Sometime in the second half of 1984, I convinced my parents to drop my younger brother and me in downtown Atlanta for my first con, one of those Creation shows that were common at the time. We spent a few hours drooling over comic books that we couldn’t afford and several more hours in one of the video rooms. They showed “Nightmare of Eden” to a packed house. It had aired on WGTV locally a few months previously, so I’d seen it before. It was my first Doctor Who repeat. And the audience loved it. They treated the monsters seriously and they laughed at the Doctor’s jokes. When David Daker’s character tells the Doctor that the company that the Doctor claims to represent went bankrupt twenty years ago, the Doctor instantly says “Well, I wondered why I hadn’t been paid,” and the room just exploded with laughter.
Our son also really likes it, apart from the scary monsters, which are only briefly glimpsed in the first two episodes. There’s a lot to like so far. The down sides are pretty minor. I think the worst offense is that, not content with letting a “Have a care, Doctor!” slip through in the last story, our beloved script editor allowed a “Don’t play the fool with me” this time, but we’ll live.

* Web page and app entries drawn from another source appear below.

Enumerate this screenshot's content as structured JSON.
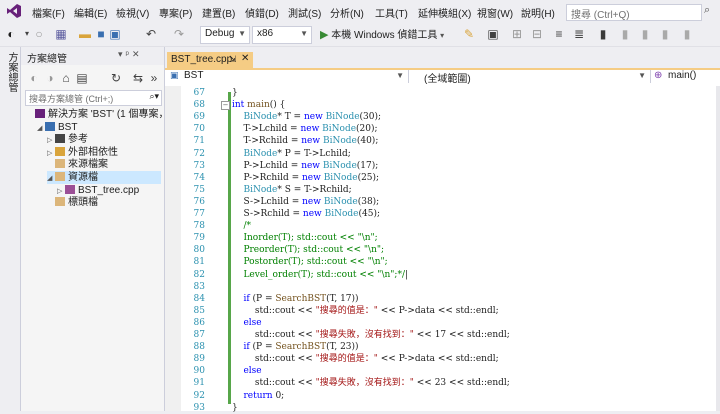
{
  "menu": {
    "items": [
      "檔案(F)",
      "編輯(E)",
      "檢視(V)",
      "專案(P)",
      "建置(B)",
      "偵錯(D)",
      "測試(S)",
      "分析(N)",
      "工具(T)",
      "延伸模組(X)",
      "視窗(W)",
      "說明(H)"
    ],
    "search_placeholder": "搜尋 (Ctrl+Q)"
  },
  "toolbar": {
    "config": "Debug",
    "platform": "x86",
    "run_label": "本機 Windows 偵錯工具"
  },
  "left_strip": {
    "label": "方案總管"
  },
  "solution_explorer": {
    "title": "方案總管",
    "search_placeholder": "搜尋方案總管 (Ctrl+;)",
    "items": [
      {
        "label": "解決方案 'BST' (1 個專案，共 1",
        "indent": 0,
        "expander": "",
        "icon": "solution-icon"
      },
      {
        "label": "BST",
        "indent": 1,
        "expander": "◢",
        "icon": "project-icon"
      },
      {
        "label": "參考",
        "indent": 2,
        "expander": "▷",
        "icon": "references-icon"
      },
      {
        "label": "外部相依性",
        "indent": 2,
        "expander": "▷",
        "icon": "external-dependencies-icon"
      },
      {
        "label": "來源檔案",
        "indent": 2,
        "expander": "",
        "icon": "folder-icon"
      },
      {
        "label": "資源檔",
        "indent": 2,
        "expander": "◢",
        "icon": "folder-icon"
      },
      {
        "label": "BST_tree.cpp",
        "indent": 3,
        "expander": "▷",
        "icon": "cpp-file-icon"
      },
      {
        "label": "標頭檔",
        "indent": 2,
        "expander": "",
        "icon": "folder-icon"
      }
    ]
  },
  "editor": {
    "tab_label": "BST_tree.cpp",
    "nav_scope": "BST",
    "nav_global": "(全域範圍)",
    "nav_function": "main()",
    "lines": [
      {
        "n": "67",
        "fold": "",
        "html": "<span>}</span>"
      },
      {
        "n": "68",
        "fold": "⊟",
        "html": "<span class='kw'>int</span> <span class='fn'>main</span>() {"
      },
      {
        "n": "69",
        "fold": "",
        "html": "    <span class='ty'>BiNode</span>* T = <span class='kw'>new</span> <span class='ty'>BiNode</span>(30);"
      },
      {
        "n": "70",
        "fold": "",
        "html": "    T-&gt;Lchild = <span class='kw'>new</span> <span class='ty'>BiNode</span>(20);"
      },
      {
        "n": "71",
        "fold": "",
        "html": "    T-&gt;Rchild = <span class='kw'>new</span> <span class='ty'>BiNode</span>(40);"
      },
      {
        "n": "72",
        "fold": "",
        "html": "    <span class='ty'>BiNode</span>* P = T-&gt;Lchild;"
      },
      {
        "n": "73",
        "fold": "",
        "html": "    P-&gt;Lchild = <span class='kw'>new</span> <span class='ty'>BiNode</span>(17);"
      },
      {
        "n": "74",
        "fold": "",
        "html": "    P-&gt;Rchild = <span class='kw'>new</span> <span class='ty'>BiNode</span>(25);"
      },
      {
        "n": "75",
        "fold": "",
        "html": "    <span class='ty'>BiNode</span>* S = T-&gt;Rchild;"
      },
      {
        "n": "76",
        "fold": "",
        "html": "    S-&gt;Lchild = <span class='kw'>new</span> <span class='ty'>BiNode</span>(38);"
      },
      {
        "n": "77",
        "fold": "",
        "html": "    S-&gt;Rchild = <span class='kw'>new</span> <span class='ty'>BiNode</span>(45);"
      },
      {
        "n": "78",
        "fold": "",
        "html": "    <span class='cm'>/*</span>"
      },
      {
        "n": "79",
        "fold": "",
        "html": "    <span class='cm'>Inorder(T); std::cout &lt;&lt; \"\\n\";</span>"
      },
      {
        "n": "80",
        "fold": "",
        "html": "    <span class='cm'>Preorder(T); std::cout &lt;&lt; \"\\n\";</span>"
      },
      {
        "n": "81",
        "fold": "",
        "html": "    <span class='cm'>Postorder(T); std::cout &lt;&lt; \"\\n\";</span>"
      },
      {
        "n": "82",
        "fold": "",
        "html": "    <span class='cm'>Level_order(T); std::cout &lt;&lt; \"\\n\";*/</span>|"
      },
      {
        "n": "83",
        "fold": "",
        "html": ""
      },
      {
        "n": "84",
        "fold": "",
        "html": "    <span class='kw'>if</span> (P = <span class='fn'>SearchBST</span>(T, 17))"
      },
      {
        "n": "85",
        "fold": "",
        "html": "        std::cout &lt;&lt; <span class='str'>\"搜尋的值是：\"</span> &lt;&lt; P-&gt;data &lt;&lt; std::endl;"
      },
      {
        "n": "86",
        "fold": "",
        "html": "    <span class='kw'>else</span>"
      },
      {
        "n": "87",
        "fold": "",
        "html": "        std::cout &lt;&lt; <span class='str'>\"搜尋失敗，沒有找到：\"</span> &lt;&lt; 17 &lt;&lt; std::endl;"
      },
      {
        "n": "88",
        "fold": "",
        "html": "    <span class='kw'>if</span> (P = <span class='fn'>SearchBST</span>(T, 23))"
      },
      {
        "n": "89",
        "fold": "",
        "html": "        std::cout &lt;&lt; <span class='str'>\"搜尋的值是：\"</span> &lt;&lt; P-&gt;data &lt;&lt; std::endl;"
      },
      {
        "n": "90",
        "fold": "",
        "html": "    <span class='kw'>else</span>"
      },
      {
        "n": "91",
        "fold": "",
        "html": "        std::cout &lt;&lt; <span class='str'>\"搜尋失敗，沒有找到：\"</span> &lt;&lt; 23 &lt;&lt; std::endl;"
      },
      {
        "n": "92",
        "fold": "",
        "html": "    <span class='kw'>return</span> 0;"
      },
      {
        "n": "93",
        "fold": "",
        "html": "}"
      }
    ]
  }
}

Behind the scenes, “Nightmare of Eden” was written by Bob Baker. It’s his only solo Who script after co-writing eight serials with Dave Martin. It was partially directed by Alan Bromly, an older BBC veteran who was approaching the end of a long career, but he actually quit midway through one of the recording sessions and the producer, Graham Williams, had to actually step in and finish it himself, probably growling that what he really wanted to do three years previously was produce a nice, safe cop show without one crisis after another like he was forced to manage on Doctor Who. Apparently he was already thinking of quitting, and this troubled production was the final straw. More on those troubles next time.